In the previous post I showed how to solve a simple problem by performing an Analysis of Variance (if you haven’t read it, please click here). The example was about three different methods to perform a task and we wanted to know if we are getting different results or the variations on the data are only due to the population dispersion.
Generally speaking, we compared the variances between the three samples and the variances within each sample and used the Variance Ratio Test to know, with a specific confidence interval, if the samples are coming from the same population, which in practical terms (referred to our example) means that the different methods are not changing the outcomes. In our example we rejected this hypothesis, so we can say that there is a significant difference between the methods. Continue reading →
In manufacturing environments, as well as in many other settings, we take actions and modify parameters, procedures and processes to obtain a specific result (usually to improve the situation). In these cases we need to know if the obtained result is a expected consequence of our changes or we’re just observing variations inherent to the population, that are not related to our actions.
One of the techniques we can use is the Analysis of Variance which is a powerful tool used in statistical design of experiments, Lean Manufacturing, Reliability Engineering and in situations involving many variables and/or samples from different populations.
It’s true that many software can perform this calculation automatically; however, it’s important to know how the method works – at least with a simple example like the one below – to be able to interpret and take advantage of the results the software we’ll give us when solving more complex problems. Continue reading →
All people involved in maintenance activities know that some equipment are really easy to maintain while others can make maintenance work a real nightmare. This attribute is referred as maintainability and I’m going to discuss it and relate it to maintenance, reliability and availability concepts.
I will start by simply defining the different terms, you can skip this section if you are already familiar with them. Continue reading →
Imagine that you are at the plant, all of the equipment is working, and production seems to flow without problems. That is a dream come true for a maintenance manager. Everything is working fine, right…
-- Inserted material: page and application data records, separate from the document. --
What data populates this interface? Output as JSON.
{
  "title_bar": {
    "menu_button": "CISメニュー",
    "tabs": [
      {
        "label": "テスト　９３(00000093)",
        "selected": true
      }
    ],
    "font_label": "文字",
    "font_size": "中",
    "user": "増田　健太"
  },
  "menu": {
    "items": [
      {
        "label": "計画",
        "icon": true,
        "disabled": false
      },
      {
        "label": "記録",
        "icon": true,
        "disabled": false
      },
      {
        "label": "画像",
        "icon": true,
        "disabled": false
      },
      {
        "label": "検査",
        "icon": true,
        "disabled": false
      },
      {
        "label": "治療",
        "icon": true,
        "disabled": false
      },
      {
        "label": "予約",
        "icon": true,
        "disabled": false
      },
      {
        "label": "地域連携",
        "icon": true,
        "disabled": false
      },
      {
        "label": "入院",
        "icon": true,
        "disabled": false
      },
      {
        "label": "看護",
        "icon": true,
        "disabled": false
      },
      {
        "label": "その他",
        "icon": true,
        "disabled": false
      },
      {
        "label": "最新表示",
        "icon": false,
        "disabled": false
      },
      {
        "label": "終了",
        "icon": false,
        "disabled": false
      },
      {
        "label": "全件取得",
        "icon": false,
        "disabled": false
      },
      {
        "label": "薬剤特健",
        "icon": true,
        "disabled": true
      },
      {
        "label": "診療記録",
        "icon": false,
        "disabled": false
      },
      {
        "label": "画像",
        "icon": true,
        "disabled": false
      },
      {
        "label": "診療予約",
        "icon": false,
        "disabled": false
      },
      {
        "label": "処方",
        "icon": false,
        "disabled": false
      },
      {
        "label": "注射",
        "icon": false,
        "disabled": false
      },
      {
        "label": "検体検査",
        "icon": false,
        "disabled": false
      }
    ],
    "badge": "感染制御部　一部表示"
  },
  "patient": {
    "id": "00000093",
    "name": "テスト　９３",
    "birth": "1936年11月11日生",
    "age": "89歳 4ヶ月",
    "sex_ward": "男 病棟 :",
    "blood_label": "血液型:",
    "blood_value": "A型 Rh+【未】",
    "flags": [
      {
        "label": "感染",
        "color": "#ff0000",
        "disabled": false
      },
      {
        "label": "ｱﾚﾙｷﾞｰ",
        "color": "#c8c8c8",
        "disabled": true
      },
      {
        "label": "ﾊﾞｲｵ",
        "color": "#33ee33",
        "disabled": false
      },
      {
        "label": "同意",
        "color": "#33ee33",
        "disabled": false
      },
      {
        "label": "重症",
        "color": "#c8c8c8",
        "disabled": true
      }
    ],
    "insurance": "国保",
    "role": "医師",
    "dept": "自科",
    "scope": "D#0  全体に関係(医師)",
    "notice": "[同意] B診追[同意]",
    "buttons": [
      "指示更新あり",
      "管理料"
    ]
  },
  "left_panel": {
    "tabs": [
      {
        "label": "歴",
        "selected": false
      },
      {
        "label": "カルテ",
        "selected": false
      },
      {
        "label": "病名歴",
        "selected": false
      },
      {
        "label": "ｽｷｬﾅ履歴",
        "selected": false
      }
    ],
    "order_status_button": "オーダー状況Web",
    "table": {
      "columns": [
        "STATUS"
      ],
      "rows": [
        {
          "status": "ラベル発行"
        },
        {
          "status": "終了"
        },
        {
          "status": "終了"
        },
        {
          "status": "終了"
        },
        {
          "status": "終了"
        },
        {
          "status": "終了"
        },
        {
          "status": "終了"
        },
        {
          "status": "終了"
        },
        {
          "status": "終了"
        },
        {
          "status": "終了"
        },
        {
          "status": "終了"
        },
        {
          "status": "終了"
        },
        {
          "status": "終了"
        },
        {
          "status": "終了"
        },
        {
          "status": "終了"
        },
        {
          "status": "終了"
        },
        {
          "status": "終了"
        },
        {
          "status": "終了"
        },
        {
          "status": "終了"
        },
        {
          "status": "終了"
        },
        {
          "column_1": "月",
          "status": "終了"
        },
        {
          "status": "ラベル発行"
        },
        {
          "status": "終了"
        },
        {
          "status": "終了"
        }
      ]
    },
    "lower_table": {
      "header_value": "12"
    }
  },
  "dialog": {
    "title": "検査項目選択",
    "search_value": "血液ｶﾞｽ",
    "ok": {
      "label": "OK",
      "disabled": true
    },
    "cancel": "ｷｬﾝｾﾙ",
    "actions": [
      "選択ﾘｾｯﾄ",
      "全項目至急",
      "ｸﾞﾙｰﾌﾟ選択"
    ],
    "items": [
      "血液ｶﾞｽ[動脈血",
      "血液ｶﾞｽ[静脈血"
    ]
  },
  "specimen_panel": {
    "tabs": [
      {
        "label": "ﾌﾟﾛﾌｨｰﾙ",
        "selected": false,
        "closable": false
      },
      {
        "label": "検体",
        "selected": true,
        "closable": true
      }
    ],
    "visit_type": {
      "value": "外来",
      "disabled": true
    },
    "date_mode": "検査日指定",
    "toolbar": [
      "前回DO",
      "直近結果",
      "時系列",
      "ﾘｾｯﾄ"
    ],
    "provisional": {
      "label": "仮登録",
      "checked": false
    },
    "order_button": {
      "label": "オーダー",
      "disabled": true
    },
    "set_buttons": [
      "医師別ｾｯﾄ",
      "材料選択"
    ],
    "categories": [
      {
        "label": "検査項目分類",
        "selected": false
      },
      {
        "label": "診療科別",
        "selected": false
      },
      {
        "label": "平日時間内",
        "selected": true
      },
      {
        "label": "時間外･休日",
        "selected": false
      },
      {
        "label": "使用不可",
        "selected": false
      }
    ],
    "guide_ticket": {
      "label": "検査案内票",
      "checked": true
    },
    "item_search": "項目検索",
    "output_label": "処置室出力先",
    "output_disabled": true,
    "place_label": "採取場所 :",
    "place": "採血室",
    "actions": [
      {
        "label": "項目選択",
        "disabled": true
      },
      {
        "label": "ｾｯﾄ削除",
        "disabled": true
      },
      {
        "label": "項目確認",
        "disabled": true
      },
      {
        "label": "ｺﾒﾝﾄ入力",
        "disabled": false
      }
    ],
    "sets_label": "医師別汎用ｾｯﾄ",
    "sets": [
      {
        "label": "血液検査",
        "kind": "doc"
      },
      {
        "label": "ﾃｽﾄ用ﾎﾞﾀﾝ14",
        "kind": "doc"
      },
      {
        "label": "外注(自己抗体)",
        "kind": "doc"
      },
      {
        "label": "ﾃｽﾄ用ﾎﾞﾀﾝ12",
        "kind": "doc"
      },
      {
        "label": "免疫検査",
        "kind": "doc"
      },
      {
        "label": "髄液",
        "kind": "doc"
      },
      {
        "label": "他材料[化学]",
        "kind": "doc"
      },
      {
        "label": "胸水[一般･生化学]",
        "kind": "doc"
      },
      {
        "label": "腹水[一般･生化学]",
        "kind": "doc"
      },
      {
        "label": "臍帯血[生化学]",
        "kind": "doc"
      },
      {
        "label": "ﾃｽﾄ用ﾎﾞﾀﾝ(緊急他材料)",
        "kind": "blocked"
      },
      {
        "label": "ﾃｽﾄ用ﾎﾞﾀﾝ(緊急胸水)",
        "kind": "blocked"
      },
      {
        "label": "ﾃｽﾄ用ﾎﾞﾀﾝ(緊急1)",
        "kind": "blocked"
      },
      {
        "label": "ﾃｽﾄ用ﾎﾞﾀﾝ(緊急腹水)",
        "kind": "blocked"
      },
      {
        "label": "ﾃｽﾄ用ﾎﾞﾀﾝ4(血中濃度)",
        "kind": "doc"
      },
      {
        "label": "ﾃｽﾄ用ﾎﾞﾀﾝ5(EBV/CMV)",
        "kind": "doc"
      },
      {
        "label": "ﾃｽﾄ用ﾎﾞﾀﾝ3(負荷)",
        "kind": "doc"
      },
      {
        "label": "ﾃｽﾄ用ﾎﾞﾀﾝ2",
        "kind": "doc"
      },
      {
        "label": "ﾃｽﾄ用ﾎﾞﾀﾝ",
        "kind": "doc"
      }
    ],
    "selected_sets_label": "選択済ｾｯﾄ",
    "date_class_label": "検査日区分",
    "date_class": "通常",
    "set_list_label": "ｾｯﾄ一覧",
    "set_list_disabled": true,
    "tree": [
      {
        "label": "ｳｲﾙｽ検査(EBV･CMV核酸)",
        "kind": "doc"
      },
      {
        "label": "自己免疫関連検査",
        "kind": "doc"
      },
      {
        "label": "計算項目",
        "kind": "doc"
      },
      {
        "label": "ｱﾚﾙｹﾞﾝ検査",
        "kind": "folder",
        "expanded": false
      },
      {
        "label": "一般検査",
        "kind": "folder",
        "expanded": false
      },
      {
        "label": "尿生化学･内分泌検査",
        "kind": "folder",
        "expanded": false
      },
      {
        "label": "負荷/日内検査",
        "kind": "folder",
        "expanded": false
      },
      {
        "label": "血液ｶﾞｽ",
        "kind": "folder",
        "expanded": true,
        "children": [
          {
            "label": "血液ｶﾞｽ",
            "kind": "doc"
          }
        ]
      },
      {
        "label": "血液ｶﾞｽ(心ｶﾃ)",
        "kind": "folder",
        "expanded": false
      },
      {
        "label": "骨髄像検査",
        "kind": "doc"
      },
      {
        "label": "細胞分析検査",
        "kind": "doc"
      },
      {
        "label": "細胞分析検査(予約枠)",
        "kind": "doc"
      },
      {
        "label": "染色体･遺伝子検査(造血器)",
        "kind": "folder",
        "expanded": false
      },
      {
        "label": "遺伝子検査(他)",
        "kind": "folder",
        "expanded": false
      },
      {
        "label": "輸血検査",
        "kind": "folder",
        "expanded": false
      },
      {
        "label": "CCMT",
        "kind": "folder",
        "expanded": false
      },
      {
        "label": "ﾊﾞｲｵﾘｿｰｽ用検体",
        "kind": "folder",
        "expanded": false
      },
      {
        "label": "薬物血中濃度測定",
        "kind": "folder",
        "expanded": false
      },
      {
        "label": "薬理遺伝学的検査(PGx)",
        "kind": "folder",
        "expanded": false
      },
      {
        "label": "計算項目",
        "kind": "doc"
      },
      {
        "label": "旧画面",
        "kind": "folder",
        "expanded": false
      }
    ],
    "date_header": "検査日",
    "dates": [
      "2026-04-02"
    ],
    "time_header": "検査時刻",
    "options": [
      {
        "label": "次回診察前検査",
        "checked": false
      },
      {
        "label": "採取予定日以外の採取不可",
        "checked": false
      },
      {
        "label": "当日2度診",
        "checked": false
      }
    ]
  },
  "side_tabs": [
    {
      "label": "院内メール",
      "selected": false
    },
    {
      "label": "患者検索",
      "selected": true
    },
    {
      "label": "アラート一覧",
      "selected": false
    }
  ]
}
The thing is that all equipment is running without stopping; but breakdowns and production stops are not the only factor that affects productivity. Think about a machine that produces something, and due to some problem it only works at 90% of its capacity. The machine is working continuously, but we are still losing 10% of production. In fact, in a 10-hour shift, losses are equivalent to the machine being stopped for one hour!
Similarly, if the equipment produces defective pieces, we get the same effect because each discarded piece should be reworked or replaced by a new one. At the end of the day, the time spent producing defective pieces is comparable to stopping the machine altogether for that same amount of time. Continue reading →